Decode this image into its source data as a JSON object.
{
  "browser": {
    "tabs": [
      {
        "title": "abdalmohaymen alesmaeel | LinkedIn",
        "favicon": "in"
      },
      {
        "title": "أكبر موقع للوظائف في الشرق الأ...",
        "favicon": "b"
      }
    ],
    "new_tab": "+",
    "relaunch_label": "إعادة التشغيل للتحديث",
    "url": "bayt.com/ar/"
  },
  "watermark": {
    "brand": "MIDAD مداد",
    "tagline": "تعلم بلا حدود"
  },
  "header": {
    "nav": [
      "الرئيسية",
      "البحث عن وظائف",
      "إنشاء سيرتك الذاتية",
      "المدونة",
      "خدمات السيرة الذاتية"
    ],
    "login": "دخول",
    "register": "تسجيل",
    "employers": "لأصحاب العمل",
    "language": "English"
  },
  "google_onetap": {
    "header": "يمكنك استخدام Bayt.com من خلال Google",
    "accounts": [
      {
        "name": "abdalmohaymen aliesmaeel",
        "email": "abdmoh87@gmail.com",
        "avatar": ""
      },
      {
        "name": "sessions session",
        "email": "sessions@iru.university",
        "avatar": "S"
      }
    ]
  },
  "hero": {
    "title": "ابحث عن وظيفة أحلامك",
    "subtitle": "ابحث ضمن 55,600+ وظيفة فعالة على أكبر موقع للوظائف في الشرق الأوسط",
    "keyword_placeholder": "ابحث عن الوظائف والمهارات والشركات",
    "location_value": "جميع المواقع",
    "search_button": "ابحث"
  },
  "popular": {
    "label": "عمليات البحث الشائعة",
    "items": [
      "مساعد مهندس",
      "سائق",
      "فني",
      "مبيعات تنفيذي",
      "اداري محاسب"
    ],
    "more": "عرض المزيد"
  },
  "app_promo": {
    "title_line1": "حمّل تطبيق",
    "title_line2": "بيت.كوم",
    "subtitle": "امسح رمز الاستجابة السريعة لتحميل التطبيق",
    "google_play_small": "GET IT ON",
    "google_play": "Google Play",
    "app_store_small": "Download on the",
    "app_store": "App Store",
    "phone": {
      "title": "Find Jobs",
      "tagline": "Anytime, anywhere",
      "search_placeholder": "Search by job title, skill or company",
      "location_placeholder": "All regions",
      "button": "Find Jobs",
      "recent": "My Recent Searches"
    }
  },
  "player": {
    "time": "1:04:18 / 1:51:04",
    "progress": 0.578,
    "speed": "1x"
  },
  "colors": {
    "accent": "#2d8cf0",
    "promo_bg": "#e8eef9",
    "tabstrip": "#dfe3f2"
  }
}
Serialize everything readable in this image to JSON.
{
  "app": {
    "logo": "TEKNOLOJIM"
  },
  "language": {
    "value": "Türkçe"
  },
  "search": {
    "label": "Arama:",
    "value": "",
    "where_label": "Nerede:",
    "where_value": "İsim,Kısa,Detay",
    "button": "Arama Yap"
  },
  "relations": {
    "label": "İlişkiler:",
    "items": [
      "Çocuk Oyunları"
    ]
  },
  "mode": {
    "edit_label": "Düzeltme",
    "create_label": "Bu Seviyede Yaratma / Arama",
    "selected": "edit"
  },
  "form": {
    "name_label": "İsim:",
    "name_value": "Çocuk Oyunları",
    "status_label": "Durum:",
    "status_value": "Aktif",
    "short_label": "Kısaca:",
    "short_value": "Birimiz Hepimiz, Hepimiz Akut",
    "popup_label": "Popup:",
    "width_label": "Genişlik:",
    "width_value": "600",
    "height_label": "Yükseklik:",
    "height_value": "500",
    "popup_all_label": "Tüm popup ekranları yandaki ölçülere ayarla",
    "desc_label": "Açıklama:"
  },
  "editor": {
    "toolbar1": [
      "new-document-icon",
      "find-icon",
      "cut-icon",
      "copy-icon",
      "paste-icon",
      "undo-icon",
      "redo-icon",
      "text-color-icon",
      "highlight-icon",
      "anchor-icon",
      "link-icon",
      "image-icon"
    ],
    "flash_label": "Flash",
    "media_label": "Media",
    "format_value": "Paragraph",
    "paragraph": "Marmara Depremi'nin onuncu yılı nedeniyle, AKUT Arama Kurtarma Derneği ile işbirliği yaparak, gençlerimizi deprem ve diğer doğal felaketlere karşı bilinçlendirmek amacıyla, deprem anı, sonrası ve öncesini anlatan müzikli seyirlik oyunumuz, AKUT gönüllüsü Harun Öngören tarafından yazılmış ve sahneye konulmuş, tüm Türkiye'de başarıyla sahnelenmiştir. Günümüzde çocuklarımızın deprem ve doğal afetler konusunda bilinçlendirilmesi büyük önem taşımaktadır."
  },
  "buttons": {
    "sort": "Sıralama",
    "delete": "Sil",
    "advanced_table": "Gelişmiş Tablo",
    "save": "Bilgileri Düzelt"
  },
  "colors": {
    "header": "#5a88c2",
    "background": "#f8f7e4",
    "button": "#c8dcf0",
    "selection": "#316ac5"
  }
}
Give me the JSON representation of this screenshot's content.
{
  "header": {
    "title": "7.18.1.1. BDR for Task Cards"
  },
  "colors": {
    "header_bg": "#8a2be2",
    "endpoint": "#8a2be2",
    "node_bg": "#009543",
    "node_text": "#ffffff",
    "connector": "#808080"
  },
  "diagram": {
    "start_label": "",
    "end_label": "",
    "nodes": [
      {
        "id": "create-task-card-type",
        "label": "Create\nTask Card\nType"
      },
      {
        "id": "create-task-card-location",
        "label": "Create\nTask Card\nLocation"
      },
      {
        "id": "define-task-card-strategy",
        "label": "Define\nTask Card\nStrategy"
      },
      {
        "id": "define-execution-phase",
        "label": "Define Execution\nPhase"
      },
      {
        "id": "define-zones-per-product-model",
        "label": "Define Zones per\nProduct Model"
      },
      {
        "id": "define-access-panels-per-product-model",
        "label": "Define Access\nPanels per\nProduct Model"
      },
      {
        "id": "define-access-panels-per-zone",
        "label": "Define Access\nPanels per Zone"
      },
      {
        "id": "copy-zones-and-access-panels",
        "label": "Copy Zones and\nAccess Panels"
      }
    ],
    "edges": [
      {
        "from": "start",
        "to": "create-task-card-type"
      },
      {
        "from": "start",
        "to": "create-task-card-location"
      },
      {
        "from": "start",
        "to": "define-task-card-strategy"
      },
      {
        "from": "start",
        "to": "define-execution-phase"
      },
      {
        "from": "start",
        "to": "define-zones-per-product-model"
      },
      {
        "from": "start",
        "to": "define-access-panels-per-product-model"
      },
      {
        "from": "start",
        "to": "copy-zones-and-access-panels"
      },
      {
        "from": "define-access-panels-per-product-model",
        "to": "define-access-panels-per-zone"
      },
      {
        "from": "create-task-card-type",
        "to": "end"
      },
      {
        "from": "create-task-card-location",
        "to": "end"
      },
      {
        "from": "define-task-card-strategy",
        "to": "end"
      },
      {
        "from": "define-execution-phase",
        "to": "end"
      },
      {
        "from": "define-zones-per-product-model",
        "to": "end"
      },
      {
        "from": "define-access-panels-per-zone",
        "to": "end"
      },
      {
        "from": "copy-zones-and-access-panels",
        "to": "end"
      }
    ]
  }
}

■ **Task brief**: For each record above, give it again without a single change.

■ **Task response**:
Decode this image into its source data as a JSON object.
{
  "browser": {
    "tabs": [
      {
        "title": "abdalmohaymen alesmaeel | LinkedIn",
        "favicon": "in"
      },
      {
        "title": "أكبر موقع للوظائف في الشرق الأ...",
        "favicon": "b"
      }
    ],
    "new_tab": "+",
    "relaunch_label": "إعادة التشغيل للتحديث",
    "url": "bayt.com/ar/"
  },
  "watermark": {
    "brand": "MIDAD مداد",
    "tagline": "تعلم بلا حدود"
  },
  "header": {
    "nav": [
      "الرئيسية",
      "البحث عن وظائف",
      "إنشاء سيرتك الذاتية",
      "المدونة",
      "خدمات السيرة الذاتية"
    ],
    "login": "دخول",
    "register": "تسجيل",
    "employers": "لأصحاب العمل",
    "language": "English"
  },
  "google_onetap": {
    "header": "يمكنك استخدام Bayt.com من خلال Google",
    "accounts": [
      {
        "name": "abdalmohaymen aliesmaeel",
        "email": "abdmoh87@gmail.com",
        "avatar": ""
      },
      {
        "name": "sessions session",
        "email": "sessions@iru.university",
        "avatar": "S"
      }
    ]
  },
  "hero": {
    "title": "ابحث عن وظيفة أحلامك",
    "subtitle": "ابحث ضمن 55,600+ وظيفة فعالة على أكبر موقع للوظائف في الشرق الأوسط",
    "keyword_placeholder": "ابحث عن الوظائف والمهارات والشركات",
    "location_value": "جميع المواقع",
    "search_button": "ابحث"
  },
  "popular": {
    "label": "عمليات البحث الشائعة",
    "items": [
      "مساعد مهندس",
      "سائق",
      "فني",
      "مبيعات تنفيذي",
      "اداري محاسب"
    ],
    "more": "عرض المزيد"
  },
  "app_promo": {
    "title_line1": "حمّل تطبيق",
    "title_line2": "بيت.كوم",
    "subtitle": "امسح رمز الاستجابة السريعة لتحميل التطبيق",
    "google_play_small": "GET IT ON",
    "google_play": "Google Play",
    "app_store_small": "Download on the",
    "app_store": "App Store",
    "phone": {
      "title": "Find Jobs",
      "tagline": "Anytime, anywhere",
      "search_placeholder": "Search by job title, skill or company",
      "location_placeholder": "All regions",
      "button": "Find Jobs",
      "recent": "My Recent Searches"
    }
  },
  "player": {
    "time": "1:04:18 / 1:51:04",
    "progress": 0.578,
    "speed": "1x"
  },
  "colors": {
    "accent": "#2d8cf0",
    "promo_bg": "#e8eef9",
    "tabstrip": "#dfe3f2"
  }
}
Serialize everything readable in this image to JSON.
{
  "app": {
    "logo": "TEKNOLOJIM"
  },
  "language": {
    "value": "Türkçe"
  },
  "search": {
    "label": "Arama:",
    "value": "",
    "where_label": "Nerede:",
    "where_value": "İsim,Kısa,Detay",
    "button": "Arama Yap"
  },
  "relations": {
    "label": "İlişkiler:",
    "items": [
      "Çocuk Oyunları"
    ]
  },
  "mode": {
    "edit_label": "Düzeltme",
    "create_label": "Bu Seviyede Yaratma / Arama",
    "selected": "edit"
  },
  "form": {
    "name_label": "İsim:",
    "name_value": "Çocuk Oyunları",
    "status_label": "Durum:",
    "status_value": "Aktif",
    "short_label": "Kısaca:",
    "short_value": "Birimiz Hepimiz, Hepimiz Akut",
    "popup_label": "Popup:",
    "width_label": "Genişlik:",
    "width_value": "600",
    "height_label": "Yükseklik:",
    "height_value": "500",
    "popup_all_label": "Tüm popup ekranları yandaki ölçülere ayarla",
    "desc_label": "Açıklama:"
  },
  "editor": {
    "toolbar1": [
      "new-document-icon",
      "find-icon",
      "cut-icon",
      "copy-icon",
      "paste-icon",
      "undo-icon",
      "redo-icon",
      "text-color-icon",
      "highlight-icon",
      "anchor-icon",
      "link-icon",
      "image-icon"
    ],
    "flash_label": "Flash",
    "media_label": "Media",
    "format_value": "Paragraph",
    "paragraph": "Marmara Depremi'nin onuncu yılı nedeniyle, AKUT Arama Kurtarma Derneği ile işbirliği yaparak, gençlerimizi deprem ve diğer doğal felaketlere karşı bilinçlendirmek amacıyla, deprem anı, sonrası ve öncesini anlatan müzikli seyirlik oyunumuz, AKUT gönüllüsü Harun Öngören tarafından yazılmış ve sahneye konulmuş, tüm Türkiye'de başarıyla sahnelenmiştir. Günümüzde çocuklarımızın deprem ve doğal afetler konusunda bilinçlendirilmesi büyük önem taşımaktadır."
  },
  "buttons": {
    "sort": "Sıralama",
    "delete": "Sil",
    "advanced_table": "Gelişmiş Tablo",
    "save": "Bilgileri Düzelt"
  },
  "colors": {
    "header": "#5a88c2",
    "background": "#f8f7e4",
    "button": "#c8dcf0",
    "selection": "#316ac5"
  }
}
Give me the JSON representation of this screenshot's content.
{
  "header": {
    "title": "7.18.1.1. BDR for Task Cards"
  },
  "colors": {
    "header_bg": "#8a2be2",
    "endpoint": "#8a2be2",
    "node_bg": "#009543",
    "node_text": "#ffffff",
    "connector": "#808080"
  },
  "diagram": {
    "start_label": "",
    "end_label": "",
    "nodes": [
      {
        "id": "create-task-card-type",
        "label": "Create\nTask Card\nType"
      },
      {
        "id": "create-task-card-location",
        "label": "Create\nTask Card\nLocation"
      },
      {
        "id": "define-task-card-strategy",
        "label": "Define\nTask Card\nStrategy"
      },
      {
        "id": "define-execution-phase",
        "label": "Define Execution\nPhase"
      },
      {
        "id": "define-zones-per-product-model",
        "label": "Define Zones per\nProduct Model"
      },
      {
        "id": "define-access-panels-per-product-model",
        "label": "Define Access\nPanels per\nProduct Model"
      },
      {
        "id": "define-access-panels-per-zone",
        "label": "Define Access\nPanels per Zone"
      },
      {
        "id": "copy-zones-and-access-panels",
        "label": "Copy Zones and\nAccess Panels"
      }
    ],
    "edges": [
      {
        "from": "start",
        "to": "create-task-card-type"
      },
      {
        "from": "start",
        "to": "create-task-card-location"
      },
      {
        "from": "start",
        "to": "define-task-card-strategy"
      },
      {
        "from": "start",
        "to": "define-execution-phase"
      },
      {
        "from": "start",
        "to": "define-zones-per-product-model"
      },
      {
        "from": "start",
        "to": "define-access-panels-per-product-model"
      },
      {
        "from": "start",
        "to": "copy-zones-and-access-panels"
      },
      {
        "from": "define-access-panels-per-product-model",
        "to": "define-access-panels-per-zone"
      },
      {
        "from": "create-task-card-type",
        "to": "end"
      },
      {
        "from": "create-task-card-location",
        "to": "end"
      },
      {
        "from": "define-task-card-strategy",
        "to": "end"
      },
      {
        "from": "define-execution-phase",
        "to": "end"
      },
      {
        "from": "define-zones-per-product-model",
        "to": "end"
      },
      {
        "from": "define-access-panels-per-zone",
        "to": "end"
      },
      {
        "from": "copy-zones-and-access-panels",
        "to": "end"
      }
    ]
  }
}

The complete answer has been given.